A huge redevelopment project on St. Louisâ€™ north side has been in a holding pattern for years.
A lawsuit challenged the cityâ€™s authorization of millions of dollars in tax incentives for the 1,500-acre development â€śNorthside Regeneration.â€ť
The Missouri Supreme Court could rule on the case as early as Tuesday.
But as St. Louis Public Radioâ€™s Maria Altman reports, the years of waiting for work to begin have left questions about whether developer Paul McKee can really pull off his expansive plan.
The Mark Twain Connection
A new Starbucks opened Friday in a Midtown St. Louis building often called the 'flying saucer.'
The modern building faced an uncertain future last year when Del Taco closed and the developer Rick Yackey wanted to tear it down.
Preservationists and even some politicians fought for the saucer, and Yackey changed his mind, instead luring national tenants.
St. Louis architectural historian Michael Allen says it was a big save.
2011 was an excellent year for historic preservation in the region, and here are some of the reasons why.
St. Louis is freeing up $1 million dollars to fund repairs to a historic north side neighborhood damaged in last yearâ€™s New Years Eve tornado.
The storm damage in St. Louis was not enough to qualify for federal disaster aid.
City officials announced on Monday that uninsured property owners on Lewis Place could qualify for up to $30,000 for repairs.
The storm damaged roughly 150 buildings on Lewis Place, a site know for its lush green median and historic footnote in St. Louisâ€™ Civil Rights struggle.

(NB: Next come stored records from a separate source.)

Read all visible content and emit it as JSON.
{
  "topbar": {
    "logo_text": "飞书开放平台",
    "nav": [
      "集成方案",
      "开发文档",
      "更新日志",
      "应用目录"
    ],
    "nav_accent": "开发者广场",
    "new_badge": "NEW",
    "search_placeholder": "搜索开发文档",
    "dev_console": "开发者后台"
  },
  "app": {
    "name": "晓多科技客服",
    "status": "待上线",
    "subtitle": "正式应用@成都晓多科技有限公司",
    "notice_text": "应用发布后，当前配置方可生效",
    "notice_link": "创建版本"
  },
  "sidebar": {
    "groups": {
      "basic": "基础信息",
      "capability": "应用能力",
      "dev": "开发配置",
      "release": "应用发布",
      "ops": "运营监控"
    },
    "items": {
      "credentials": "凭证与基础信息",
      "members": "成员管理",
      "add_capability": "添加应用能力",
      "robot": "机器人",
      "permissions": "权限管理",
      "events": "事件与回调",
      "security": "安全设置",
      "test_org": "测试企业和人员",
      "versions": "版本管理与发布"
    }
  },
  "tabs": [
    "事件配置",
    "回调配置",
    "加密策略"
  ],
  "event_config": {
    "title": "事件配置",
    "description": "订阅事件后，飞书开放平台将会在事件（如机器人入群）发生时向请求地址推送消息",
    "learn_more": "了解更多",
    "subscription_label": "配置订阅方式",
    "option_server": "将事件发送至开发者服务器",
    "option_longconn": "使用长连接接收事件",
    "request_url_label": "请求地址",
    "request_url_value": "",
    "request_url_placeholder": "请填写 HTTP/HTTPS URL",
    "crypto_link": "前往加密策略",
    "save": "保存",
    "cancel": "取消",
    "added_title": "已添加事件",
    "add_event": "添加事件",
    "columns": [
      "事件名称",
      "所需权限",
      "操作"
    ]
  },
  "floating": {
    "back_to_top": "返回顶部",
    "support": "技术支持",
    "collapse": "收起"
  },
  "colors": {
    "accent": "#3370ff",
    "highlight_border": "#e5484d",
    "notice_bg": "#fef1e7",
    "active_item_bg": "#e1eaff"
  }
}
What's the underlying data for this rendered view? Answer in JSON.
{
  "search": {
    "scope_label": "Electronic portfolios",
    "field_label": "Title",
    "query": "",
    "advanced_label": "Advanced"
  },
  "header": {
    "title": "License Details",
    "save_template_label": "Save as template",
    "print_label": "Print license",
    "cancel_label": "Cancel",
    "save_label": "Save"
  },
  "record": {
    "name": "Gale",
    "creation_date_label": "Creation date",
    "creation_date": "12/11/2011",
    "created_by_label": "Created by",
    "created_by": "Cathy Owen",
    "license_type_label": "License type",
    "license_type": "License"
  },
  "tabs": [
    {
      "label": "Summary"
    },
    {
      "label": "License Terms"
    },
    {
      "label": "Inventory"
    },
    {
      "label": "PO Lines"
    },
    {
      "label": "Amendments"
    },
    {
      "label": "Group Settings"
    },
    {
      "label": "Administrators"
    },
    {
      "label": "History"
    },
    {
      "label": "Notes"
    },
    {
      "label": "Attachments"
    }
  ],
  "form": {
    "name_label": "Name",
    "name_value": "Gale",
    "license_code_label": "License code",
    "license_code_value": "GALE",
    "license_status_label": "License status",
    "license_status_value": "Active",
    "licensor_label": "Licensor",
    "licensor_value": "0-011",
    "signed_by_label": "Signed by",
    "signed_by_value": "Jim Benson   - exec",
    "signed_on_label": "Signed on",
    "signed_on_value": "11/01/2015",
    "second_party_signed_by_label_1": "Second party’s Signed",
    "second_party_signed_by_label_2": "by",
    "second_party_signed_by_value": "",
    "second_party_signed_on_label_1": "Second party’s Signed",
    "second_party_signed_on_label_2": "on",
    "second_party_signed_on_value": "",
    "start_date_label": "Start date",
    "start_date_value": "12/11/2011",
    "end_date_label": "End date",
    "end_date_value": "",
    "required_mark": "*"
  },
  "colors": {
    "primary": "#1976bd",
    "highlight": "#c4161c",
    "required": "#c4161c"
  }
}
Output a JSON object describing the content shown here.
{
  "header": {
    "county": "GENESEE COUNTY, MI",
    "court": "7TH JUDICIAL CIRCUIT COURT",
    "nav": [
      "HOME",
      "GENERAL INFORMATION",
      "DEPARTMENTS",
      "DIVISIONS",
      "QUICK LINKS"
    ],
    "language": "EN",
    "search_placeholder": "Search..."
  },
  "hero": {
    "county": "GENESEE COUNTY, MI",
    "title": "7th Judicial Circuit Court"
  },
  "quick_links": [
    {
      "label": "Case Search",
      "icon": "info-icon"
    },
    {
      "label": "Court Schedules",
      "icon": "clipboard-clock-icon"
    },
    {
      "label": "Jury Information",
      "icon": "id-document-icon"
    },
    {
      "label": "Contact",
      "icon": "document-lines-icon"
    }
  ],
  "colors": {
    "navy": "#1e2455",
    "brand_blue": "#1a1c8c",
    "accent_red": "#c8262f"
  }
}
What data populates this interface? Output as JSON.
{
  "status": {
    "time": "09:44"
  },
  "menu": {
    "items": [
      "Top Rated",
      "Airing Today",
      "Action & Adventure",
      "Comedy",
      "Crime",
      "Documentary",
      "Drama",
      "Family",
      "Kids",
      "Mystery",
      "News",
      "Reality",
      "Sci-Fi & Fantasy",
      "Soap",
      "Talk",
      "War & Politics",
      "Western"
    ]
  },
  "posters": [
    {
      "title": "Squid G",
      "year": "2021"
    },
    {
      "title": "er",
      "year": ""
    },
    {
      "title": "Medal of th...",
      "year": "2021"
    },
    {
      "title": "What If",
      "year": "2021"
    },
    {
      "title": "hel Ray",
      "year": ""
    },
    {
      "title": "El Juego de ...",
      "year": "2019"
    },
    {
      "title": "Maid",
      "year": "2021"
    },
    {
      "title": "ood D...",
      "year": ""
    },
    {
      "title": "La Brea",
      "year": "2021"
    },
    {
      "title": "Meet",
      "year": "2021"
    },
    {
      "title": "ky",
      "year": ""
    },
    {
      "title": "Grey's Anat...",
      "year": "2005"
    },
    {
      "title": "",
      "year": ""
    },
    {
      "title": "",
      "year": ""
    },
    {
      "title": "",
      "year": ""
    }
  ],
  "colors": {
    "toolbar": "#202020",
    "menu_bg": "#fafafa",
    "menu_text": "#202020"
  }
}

St. Louis Public Radio is a service of the University of Missouri-St. Louis.